This code starts an inline function as a goroutine with the go keyword, waits for a signal to be received from the signals channel with <-signals, and then calls the cancel function to cancel the context.

go func() {
	<-signals
	fmt.Println()
	cancel()
}()

Make a test HTTP request

To test timeouts, I need a request that will never complete. Rather than set up a server and firewall etc, a non-routeable IP address will achieve the same goal.

req, err := http.NewRequest("GET", "http://10.255.255.1", nil)
if err != nil {
	fmt.Printf("error creating request: %v\n", err)
	os.Exit(1)
}

Set the timeouts

Go usually has sensible defaults, but the default HTTP client http.DefaultClient has an infinite timeout, so I’d usually advise against using that.

I’ve seen this cause problems (in Java) where a supplier changed their firewall rules and accidentally blocked traffic from an IP address my team were using to connect to their APIs. The Java services acccumulated more and more outbound connections until the limit of outbound network requests was reached, and the whole server was down.

If you’re making downstream calls as part of an API that sits behind AWS API Gateway, you’ll have a maximum 30 second timeout imposed on you, so it often makes sense to set a timeout for API calls that’s lower than the timeout of your API to give your service time to respond with an error message.

It’s easy to customise the timeout. After the timeout elapses, the HTTP client will stop making the request and return an error.

client := http.Client{}
client.Timeout = time.Second * 5

Use the context

The request (req) can be given the cancellable context (ctx) to use and the client can make the call.

resp, err := client.Do(req.WithContext(ctx))

Deal with errors

In Go, you need to decide what to do with errors that are returned from functions. Despite the verbosity, I prefer this to try/catch, because it makes it clear which functions can cause errors, and doesn’t excessively nest control flow.

The errors.Is function can be used to check if the reason that the network call failed is because the context was cancelled (and therefore Ctrl-C was pressed), while the isTimeoutError checks whether the error is a net.Error timeout error.

if err != nil {
	if errors.Is(err, context.Canceled) {
		fmt.Println("Ctrl-C pressed, request cancelled.")
		os.Exit(0)
	}
	if isTimeoutError(err) {
		fmt.Println("Timed out.")
		os.Exit(1)
	}
	fmt.Printf("error making request: %v\n", err)
	os.Exit(1)
}
func isTimeoutError(err error) bool {
	e, ok := err.(net.Error)
	return ok && e.Timeout()
}

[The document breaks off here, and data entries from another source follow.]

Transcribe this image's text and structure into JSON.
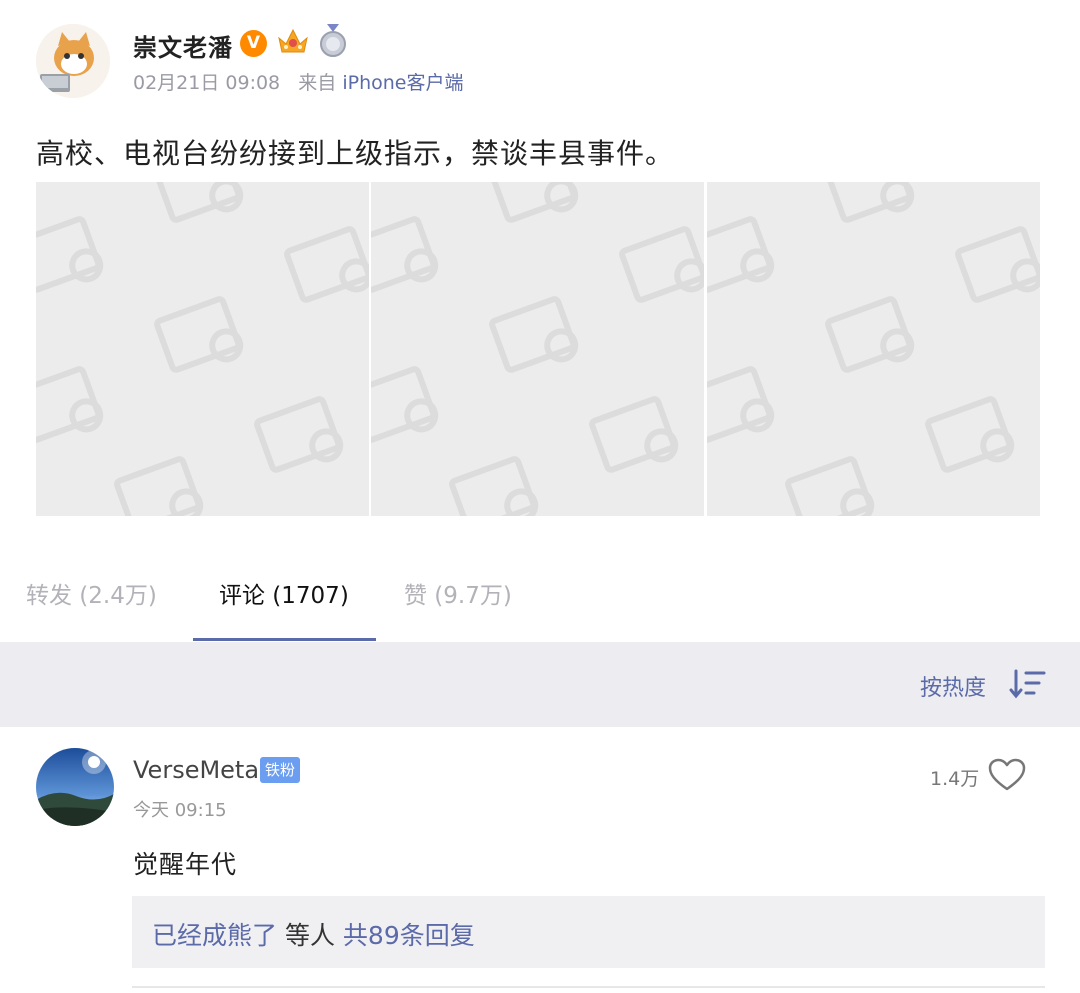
{
  "post": {
    "username": "崇文老潘",
    "verified_badge": "V",
    "date": "02月21日 09:08",
    "source_prefix": "来自",
    "source_device": "iPhone客户端",
    "text": "高校、电视台纷纷接到上级指示，禁谈丰县事件。",
    "images": [
      {
        "icon": "image-placeholder-icon"
      },
      {
        "icon": "image-placeholder-icon"
      },
      {
        "icon": "image-placeholder-icon"
      }
    ]
  },
  "tabs": [
    {
      "label": "转发 (2.4万)",
      "active": false
    },
    {
      "label": "评论 (1707)",
      "active": true
    },
    {
      "label": "赞 (9.7万)",
      "active": false
    }
  ],
  "sort": {
    "label": "按热度",
    "icon": "sort-icon"
  },
  "comment": {
    "username": "VerseMeta",
    "fan_badge": "铁粉",
    "time": "今天 09:15",
    "likes": "1.4万",
    "text": "觉醒年代",
    "reply_user": "已经成熊了",
    "reply_mid": " 等人 ",
    "reply_count": "共89条回复"
  },
  "colors": {
    "accent": "#5b6aa8",
    "verified": "#ff8a00",
    "fan_badge": "#6b9df0",
    "sortbar_bg": "#ededf1"
  }
}
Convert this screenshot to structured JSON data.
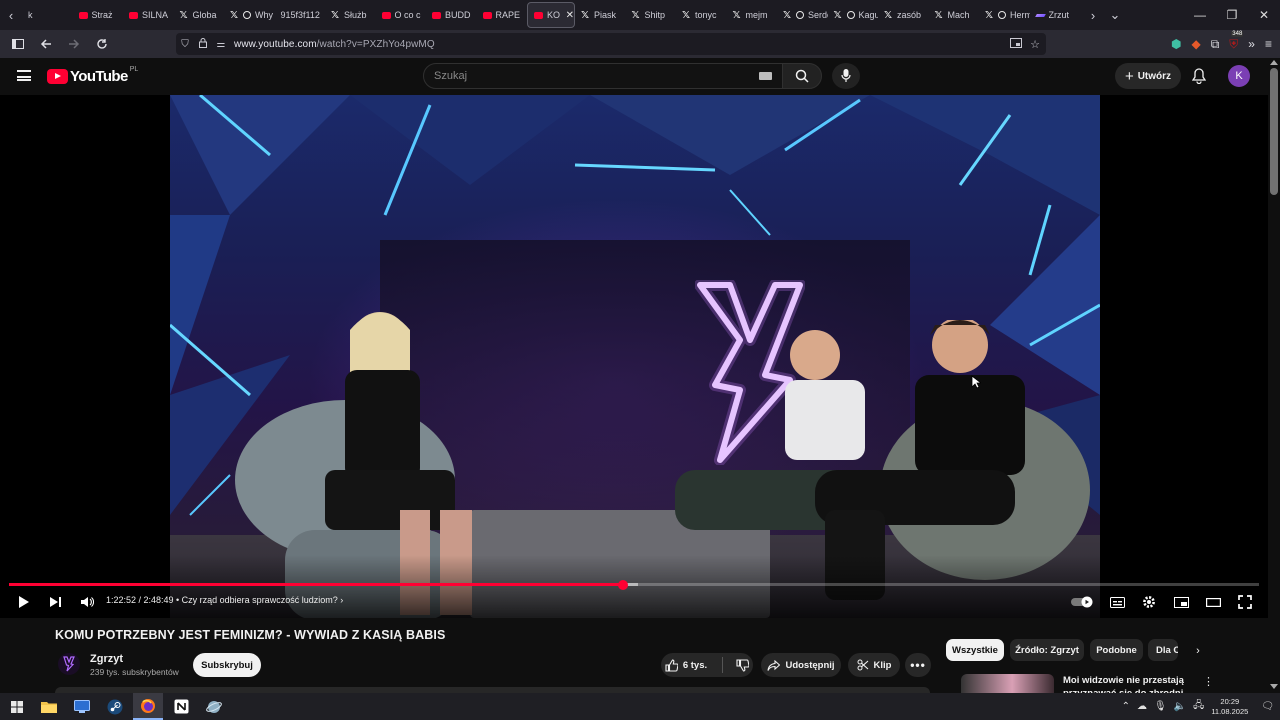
{
  "browser": {
    "tabs": [
      {
        "label": "k",
        "favicon": "plain"
      },
      {
        "label": "Straż",
        "favicon": "yt"
      },
      {
        "label": "SILNA",
        "favicon": "yt"
      },
      {
        "label": "Globa",
        "favicon": "x"
      },
      {
        "label": "Why y",
        "favicon": "x-pin"
      },
      {
        "label": "915f3f112",
        "favicon": "plain"
      },
      {
        "label": "Służb",
        "favicon": "x"
      },
      {
        "label": "O co c",
        "favicon": "yt"
      },
      {
        "label": "BUDD",
        "favicon": "yt"
      },
      {
        "label": "RAPE",
        "favicon": "yt"
      },
      {
        "label": "KO",
        "favicon": "yt",
        "active": true
      },
      {
        "label": "Piask",
        "favicon": "x"
      },
      {
        "label": "Shitp",
        "favicon": "x"
      },
      {
        "label": "tonyc",
        "favicon": "x"
      },
      {
        "label": "mejm",
        "favicon": "x"
      },
      {
        "label": "Serde",
        "favicon": "x-pin"
      },
      {
        "label": "Kaguy",
        "favicon": "x-pin"
      },
      {
        "label": "zasób",
        "favicon": "x"
      },
      {
        "label": "Mach",
        "favicon": "x"
      },
      {
        "label": "Herm",
        "favicon": "x-pin"
      },
      {
        "label": "Zrzut",
        "favicon": "pen"
      }
    ],
    "url_host": "www.youtube.com",
    "url_path": "/watch?v=PXZhYo4pwMQ",
    "extension_badge": "348"
  },
  "youtube": {
    "logo_text": "YouTube",
    "country_code": "PL",
    "search_placeholder": "Szukaj",
    "create_label": "Utwórz",
    "avatar_letter": "K"
  },
  "player": {
    "current_time": "1:22:52",
    "duration": "2:48:49",
    "time_display": "1:22:52 / 2:48:49",
    "chapter": "• Czy rząd odbiera sprawczość ludziom?",
    "progress": 0.491,
    "buffered": 0.503,
    "neon_color": "#e8d0ff",
    "accent": "#ff0033"
  },
  "video": {
    "title": "KOMU POTRZEBNY JEST FEMINIZM? - WYWIAD Z KASIĄ BABIS",
    "channel_name": "Zgrzyt",
    "subscribers": "239 tys. subskrybentów",
    "subscribe_label": "Subskrybuj",
    "likes": "6 tys.",
    "share_label": "Udostępnij",
    "clip_label": "Klip"
  },
  "sidebar": {
    "chips": [
      {
        "label": "Wszystkie",
        "active": true
      },
      {
        "label": "Źródło: Zgrzyt"
      },
      {
        "label": "Podobne"
      },
      {
        "label": "Dla C"
      }
    ],
    "recommendation_title": "Moi widzowie nie przestają przyznawać się do zbrodni"
  },
  "taskbar": {
    "time": "20:29",
    "date": "11.08.2025"
  }
}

Stylistically, I think Mat Ryer’s talk at Gophercon [2] does a great job of highlighting good Go style. In particular, “line-of-sight”.

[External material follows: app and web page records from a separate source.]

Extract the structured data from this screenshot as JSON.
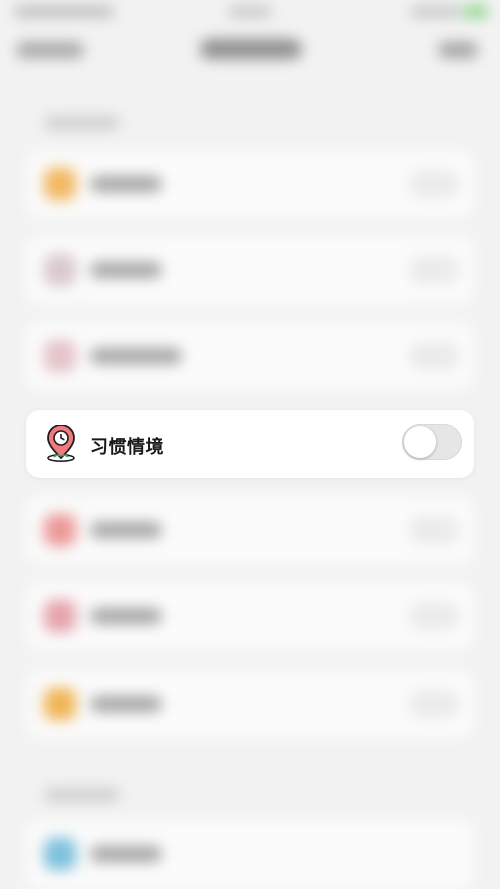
{
  "focused_row": {
    "label": "习惯情境",
    "icon": "location-pin-clock-icon",
    "toggle_on": false
  },
  "colors": {
    "accent": "#e8545a",
    "toggle_off": "#e6e6e6",
    "background": "#f3f3f3"
  }
}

Putting it all together

I think this is a challenging area of Go for newcomers, because it uses Go’s unusual/unique features of channels, context and goroutines, but hopefully this post helps explain how they fit together.

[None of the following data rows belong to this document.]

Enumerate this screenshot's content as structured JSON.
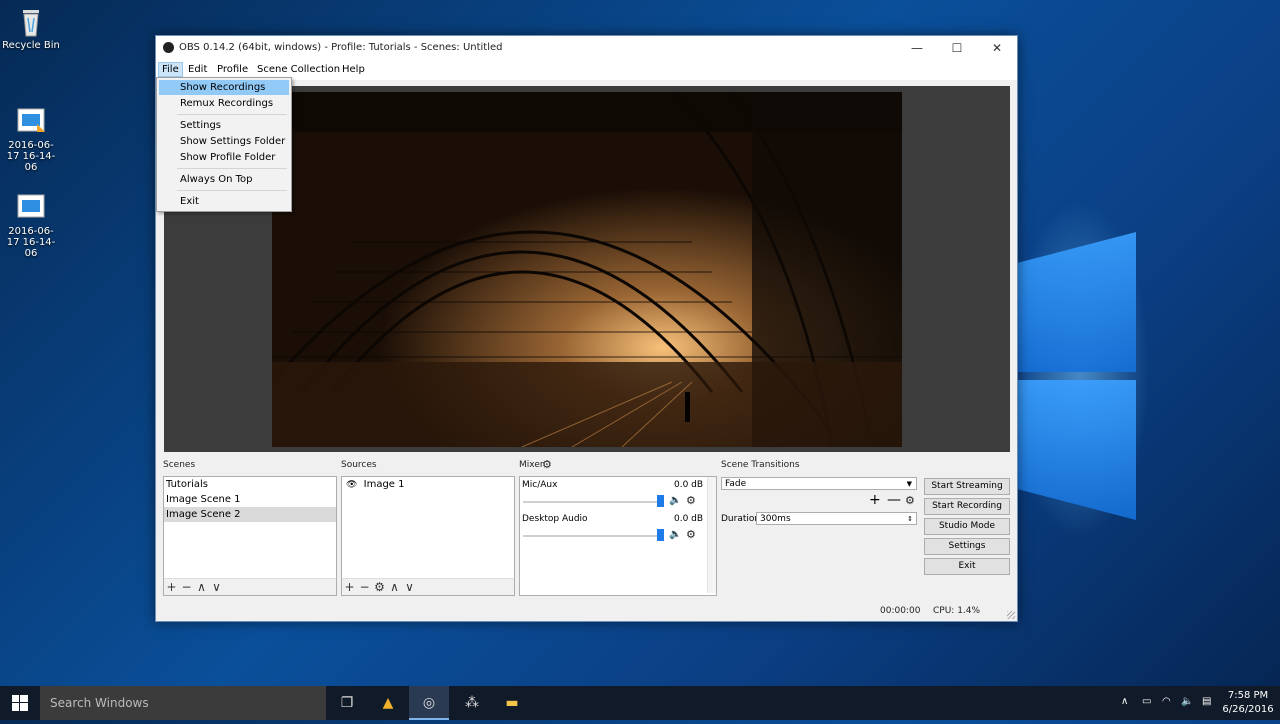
{
  "desktop": {
    "icons": [
      {
        "label": "Recycle Bin",
        "icon": "recycle-bin-icon"
      },
      {
        "label": "2016-06-17 16-14-06",
        "icon": "video-file-icon"
      },
      {
        "label": "2016-06-17 16-14-06",
        "icon": "video-file-icon"
      }
    ]
  },
  "window": {
    "title": "OBS 0.14.2 (64bit, windows) - Profile: Tutorials - Scenes: Untitled",
    "controls": {
      "minimize": "—",
      "maximize": "☐",
      "close": "✕"
    }
  },
  "menubar": {
    "items": [
      "File",
      "Edit",
      "Profile",
      "Scene Collection",
      "Help"
    ],
    "active": "File"
  },
  "file_menu": {
    "items": [
      "Show Recordings",
      "Remux Recordings",
      "Settings",
      "Show Settings Folder",
      "Show Profile Folder",
      "Always On Top",
      "Exit"
    ],
    "highlighted": "Show Recordings"
  },
  "scenes": {
    "label": "Scenes",
    "items": [
      "Tutorials",
      "Image Scene 1",
      "Image Scene 2"
    ],
    "selected": "Image Scene 2",
    "toolbar": [
      "+",
      "−",
      "∧",
      "∨"
    ]
  },
  "sources": {
    "label": "Sources",
    "items": [
      "Image 1"
    ],
    "toolbar": [
      "+",
      "−",
      "⚙",
      "∧",
      "∨"
    ]
  },
  "mixer": {
    "label": "Mixer",
    "channels": [
      {
        "name": "Mic/Aux",
        "level": "0.0 dB"
      },
      {
        "name": "Desktop Audio",
        "level": "0.0 dB"
      }
    ]
  },
  "transitions": {
    "label": "Scene Transitions",
    "selected": "Fade",
    "duration_label": "Duration",
    "duration_value": "300ms"
  },
  "controls": {
    "buttons": [
      "Start Streaming",
      "Start Recording",
      "Studio Mode",
      "Settings",
      "Exit"
    ]
  },
  "statusbar": {
    "time": "00:00:00",
    "cpu": "CPU: 1.4%"
  },
  "taskbar": {
    "search_placeholder": "Search Windows",
    "clock_time": "7:58 PM",
    "clock_date": "6/26/2016"
  },
  "colors": {
    "menu_highlight": "#91c9f7",
    "slider": "#1e7be8",
    "mute": "#d01515"
  }
}
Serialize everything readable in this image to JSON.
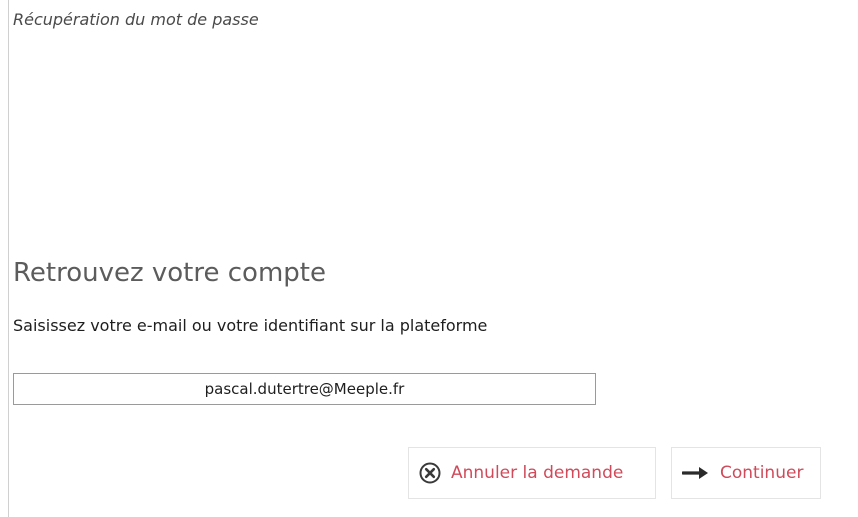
{
  "window": {
    "title": "Récupération du mot de passe"
  },
  "form": {
    "heading": "Retrouvez votre compte",
    "instruction": "Saisissez votre e-mail ou votre identifiant sur la plateforme",
    "identifier_value": "pascal.dutertre@Meeple.fr"
  },
  "actions": {
    "cancel_label": "Annuler la demande",
    "cancel_icon": "circle-x-icon",
    "continue_label": "Continuer",
    "continue_icon": "arrow-right-icon"
  },
  "colors": {
    "button_text": "#d04a5a",
    "heading": "#5c5c5c"
  }
}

Here’s all the code in a single block for ease of copy/paste.

package main

import (
	"context"
	"errors"
	"fmt"
	"io"
	"net"
	"net/http"
	"os"
	"os/signal"
	"time"
)

func main() {
	// Handle Ctrl-C.
	signals := make(chan os.Signal, 1)
	signal.Notify(signals, os.Interrupt)
	// Create a cancellable context and wire it up to signals from Ctrl-C.
	ctx, cancel := context.WithCancel(context.Background())
	go func() {
		<-signals
		fmt.Println()
		cancel()
	}()
	// This IP address is not routable, so will always timeout.
	req, err := http.NewRequest("GET", "http://10.255.255.1", nil)
	if err != nil {
		fmt.Printf("error creating request: %v\n", err)
		os.Exit(1)
	}
	// The http.DefaultClient timeout is infinite. This means that a request to
	// a server that has a firewall blocking traffic will never complete.
	// It often makes more sense to set a timeout that's lower than the timeout of your API.
	client := http.Client{}
	client.Timeout = time.Second * 5
	resp, err := client.Do(req.WithContext(ctx))
	if err != nil {
		if errors.Is(err, context.Canceled) {
			fmt.Println("Ctrl-C pressed, request cancelled.")
			os.Exit(0)
		}
		if isTimeoutError(err) {
			fmt.Println("Timed out.")
			os.Exit(1)
		}
		fmt.Printf("error making request: %v\n", err)
		os.Exit(1)
	}
	// Show the result.
	_, err = io.Copy(os.Stdout, resp.Body)
	if err != nil {
		fmt.Printf("error printing output: %v\n", err)
		os.Exit(1)
	}
}

func isTimeoutError(err error) bool {
	e, ok := err.(net.Error)
	return ok && e.Timeout()
}